“Hatchet II” also benefits from a couple twists– some predictable, some unexpected. If you’ve seen “Friday the 13th” and other 80s slasher flicks, you’ll likely predict most of what happens in the final act. But that doesn’t make this sequel any less engrossing.

Even after the release of a third entry in the franchise, the series’ fanbase (known as the “Hatchet Army”) continue to regard “II” as the superior sequel with its improved acting, more creative kills and an overall better narrative. Although it fails to make any substantial contributions to the genre, “Hatchet II” offers a great deal of horror fun that might be appreciated primarily by horror enthusiasts.


Hatchet II is available on DVD, blu ray and digital download here on Amazon; and the original here. And be sure to check out the other entries in the Horror Sequel Marathon right here on My Vinyl Muse!

Barry Falls Jr
Barry was the managing editor of his university newspaper before contributing as a freelance content creator for Yahoo News and Esquire. He founded Horror Theory in 2014 to analyze horror films through a sociological lens.

Latest articles

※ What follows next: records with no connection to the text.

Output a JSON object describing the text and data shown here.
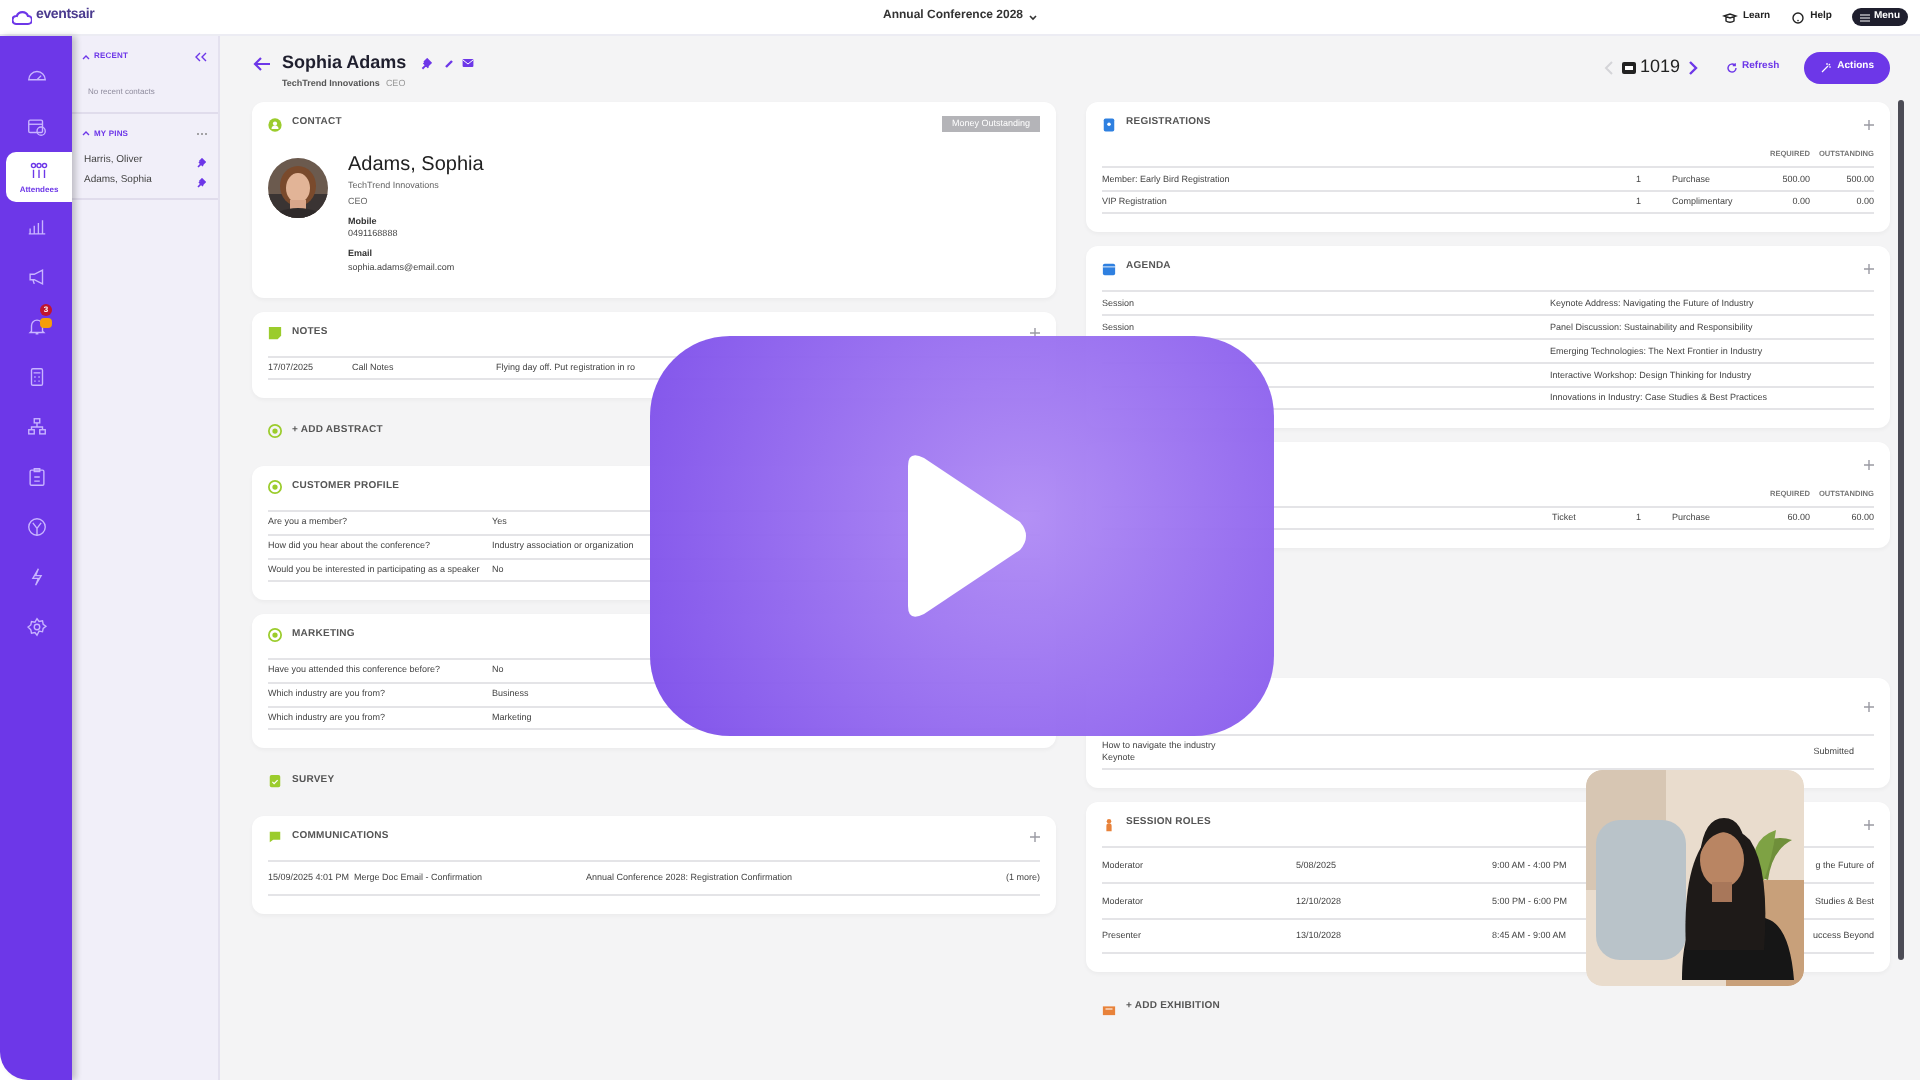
{
  "top_bar": {
    "logo": "eventsair",
    "event": "Annual Conference 2028",
    "links": [
      "Learn",
      "Help"
    ],
    "menu_button": "Menu"
  },
  "nav": [
    {
      "selected": false
    },
    {
      "selected": false
    },
    {
      "label": "Attendees",
      "selected": true
    },
    {
      "selected": false
    },
    {
      "selected": false
    },
    {
      "selected": false,
      "badge": "3"
    },
    {
      "selected": false
    },
    {
      "selected": false
    },
    {
      "selected": false
    },
    {
      "selected": false
    },
    {
      "selected": false
    },
    {
      "selected": false
    }
  ],
  "contacts_panel": {
    "recent_title": "RECENT",
    "recent_empty": "No recent contacts",
    "pins_title": "MY PINS",
    "pins": [
      "Harris, Oliver",
      "Adams, Sophia"
    ]
  },
  "header": {
    "name": "Sophia Adams",
    "company": "TechTrend Innovations",
    "role": "CEO",
    "record_id": "1019",
    "refresh": "Refresh",
    "actions": "Actions"
  },
  "left_column": [
    {
      "kind": "contact",
      "title": "CONTACT",
      "badge": "Money Outstanding",
      "name": "Adams, Sophia",
      "company": "TechTrend Innovations",
      "role": "CEO",
      "fields": [
        {
          "label": "Mobile",
          "value": "0491168888"
        },
        {
          "label": "Email",
          "value": "sophia.adams@email.com"
        }
      ]
    },
    {
      "kind": "notes",
      "title": "NOTES",
      "rows": [
        [
          "17/07/2025",
          "Call Notes",
          "Flying day off. Put registration in ro"
        ]
      ]
    },
    {
      "kind": "link",
      "label": "+ ADD ABSTRACT"
    },
    {
      "kind": "qa",
      "title": "CUSTOMER PROFILE",
      "rows": [
        [
          "Are you a member?",
          "Yes"
        ],
        [
          "How did you hear about the conference?",
          "Industry association or organization"
        ],
        [
          "Would you be interested in participating as a speaker",
          "No"
        ]
      ]
    },
    {
      "kind": "qa",
      "title": "MARKETING",
      "rows": [
        [
          "Have you attended this conference before?",
          "No"
        ],
        [
          "Which industry are you from?",
          "Business"
        ],
        [
          "Which industry are you from?",
          "Marketing"
        ]
      ]
    },
    {
      "kind": "heading",
      "title": "SURVEY"
    },
    {
      "kind": "communications",
      "title": "COMMUNICATIONS",
      "rows": [
        [
          "15/09/2025 4:01 PM",
          "Merge Doc Email - Confirmation",
          "Annual Conference 2028: Registration Confirmation",
          "(1 more)"
        ]
      ]
    }
  ],
  "right_column": [
    {
      "kind": "registrations",
      "title": "REGISTRATIONS",
      "columns": [
        "",
        "",
        "",
        "REQUIRED",
        "OUTSTANDING"
      ],
      "rows": [
        [
          "Member: Early Bird Registration",
          "1",
          "Purchase",
          "500.00",
          "500.00"
        ],
        [
          "VIP Registration",
          "1",
          "Complimentary",
          "0.00",
          "0.00"
        ]
      ]
    },
    {
      "kind": "agenda",
      "title": "AGENDA",
      "rows": [
        [
          "Session",
          "Keynote Address: Navigating the Future of Industry"
        ],
        [
          "Session",
          "Panel Discussion: Sustainability and Responsibility"
        ],
        [
          "",
          "Emerging Technologies: The Next Frontier in Industry"
        ],
        [
          "",
          "Interactive Workshop: Design Thinking for Industry"
        ],
        [
          "",
          "Innovations in Industry: Case Studies & Best Practices"
        ]
      ]
    },
    {
      "kind": "functions",
      "columns": [
        "",
        "",
        "",
        "",
        "REQUIRED",
        "OUTSTANDING"
      ],
      "rows": [
        [
          "",
          "Ticket",
          "1",
          "Purchase",
          "60.00",
          "60.00"
        ]
      ]
    },
    {
      "kind": "link"
    },
    {
      "kind": "link"
    },
    {
      "kind": "presentations",
      "rows": [
        [
          "How to navigate the industry Keynote",
          "Submitted"
        ]
      ]
    },
    {
      "kind": "session_roles",
      "title": "SESSION ROLES",
      "rows": [
        [
          "Moderator",
          "5/08/2025",
          "9:00 AM - 4:00 PM",
          "g the Future of"
        ],
        [
          "Moderator",
          "12/10/2028",
          "5:00 PM - 6:00 PM",
          "Studies & Best"
        ],
        [
          "Presenter",
          "13/10/2028",
          "8:45 AM - 9:00 AM",
          "uccess Beyond"
        ]
      ]
    },
    {
      "kind": "link",
      "label": "+ ADD EXHIBITION"
    }
  ]
}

Don’t Breathe (2016): The Urban Decay of Deindustrialized Detroit and United State’s Neglect of Veterans

2016 was a big year for horror films featuring home invasions. Hush showcased Oculus director Mike Flanagan’s exhilarating twist with a hearing-impaired...

Green Room (2015): The Festering Ultra-Violent Rage of ‘Angry White Males’ in Pre-Tr*mp America

It probably is not a coincidence that, in 2016, A24 released their horror-thriller masterpiece Green Room the same month that Republican presidential...

The Invitation (2015): The Spiritual Philosophy of Bereavement and the Cult of Social Civility

Tonight is the night our faith becomes real, reads the tagline for The Invitation, the psychological horror thriller that chronicles the dinner...

We Are Still Here (2015): The Supernatural Dread of Denial, Grief, and Rural Isolationism

There’s a reason why haunted-house films are such a welcomed mainstay in the horror genre. The house as a safe space and...

The Witch (2015): The Self-Fulfilling Prophecy of Puritan Moral Panic and Patriarchal Family Dynamics

The 2010s marked a notable resurgence of religious themes and imagery in horror film. Perhaps most faithful to theological folklore was 2015’s...

It Follows (2014): Sex, Nostalgia, and The Existential Dread of Emerging Adulthood

Sex and horror have been tethered together in film since the genre's beginnings. Horror cinema remains one of the sharpest means for...



Related articles

Leave a reply

Please enter your comment!
Please enter your name here

This site uses Akismet to reduce spam. Learn how your comment data is processed.